In this article we’ll discuss the easiest way to import Access data into Excel whether from Tables or Queries. To get started go to Excel’s Data menu–>Get External Data–>From Access (this was a new option with Excel 2007 and the Ribbon Interface), although if you’re familiar with it, the old MSQuery option is still there, which we’ll discuss in another article.
From there, select the database that you want to use as your import source. Excel will then display a list of the available Tables and Queries that can be imported:
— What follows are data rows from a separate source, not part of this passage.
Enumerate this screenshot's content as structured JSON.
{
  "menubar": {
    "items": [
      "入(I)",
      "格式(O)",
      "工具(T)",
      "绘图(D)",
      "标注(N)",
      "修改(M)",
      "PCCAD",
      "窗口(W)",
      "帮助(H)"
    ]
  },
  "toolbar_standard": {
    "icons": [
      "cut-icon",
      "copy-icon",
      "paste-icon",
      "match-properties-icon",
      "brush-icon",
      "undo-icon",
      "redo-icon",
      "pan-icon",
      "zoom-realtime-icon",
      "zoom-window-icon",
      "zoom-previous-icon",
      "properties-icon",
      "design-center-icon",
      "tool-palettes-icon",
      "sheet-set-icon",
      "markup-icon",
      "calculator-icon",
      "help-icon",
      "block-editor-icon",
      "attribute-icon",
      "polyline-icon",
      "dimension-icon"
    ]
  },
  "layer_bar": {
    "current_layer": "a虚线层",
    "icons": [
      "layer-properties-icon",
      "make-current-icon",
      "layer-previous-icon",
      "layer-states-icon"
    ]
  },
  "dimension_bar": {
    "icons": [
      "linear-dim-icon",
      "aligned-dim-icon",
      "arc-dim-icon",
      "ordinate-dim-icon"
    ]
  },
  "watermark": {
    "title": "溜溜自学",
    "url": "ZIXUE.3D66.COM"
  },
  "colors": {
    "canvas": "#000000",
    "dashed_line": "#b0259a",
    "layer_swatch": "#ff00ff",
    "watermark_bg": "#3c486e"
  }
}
In this case we’ll import the Customers table. Once you’ve selected the Table/Query that you want to import, Excel will ask you how you want to import it. For this example we’re just going to import the Access data as a table, although you can see that Excel gives you several options for importing the data. You should note here that while you can’t currently import Crosstab queries from Access, you can import the data that supports the Crosstab as a Pivot Table report (after all, a Pivot Table is essentially Excel’s version of an Access Crosstab query). Another option there is to create a Select query using your Crosstab query as the data source, then import the resulting Select query.
Sidenote: If you’re using Excel 2013 you’ll see a check box at the bottom to “Add this data to the Data Model”. This is an exciting new feature that the Excel team developed that allows you to create relationships between tables (a lot like you’d do in Access when building queries). If you’re interested, then make sure to check out this article from Diego Oppenheimer, Program Manager for the Excel development team at Microsoft: http://blogs.office.com/b/microsoft-excel/archive/2012/08/23/introduction-to-the-data-model-and-relationships.aspx.
Properties – While you can certainly get detailed with Import Properties, for this article I just wanted to point out a feature that’s handy if you have a data set that refreshes at regular intervals: you can tell Excel to automatically refresh your Access data whenever you want.
Skipping past the Data Model and Properties, if you hit OK your table data will be immediately returned to Excel:
If you’re at all familiar with Excel’s Tables, then you’ll recognize this format, which you can modify in the Table Tools Design tab, which will become active when you select any range in the table.
If you haven’t taken advantage of the Refresh options in the Properties dialog, you can refresh on demand from the Table Tools Design tab or the Data tab.
Note: The database examples used in this article were from Microsoft’s Northwind database for Access 2010, which you can find under File–>New–>Samples.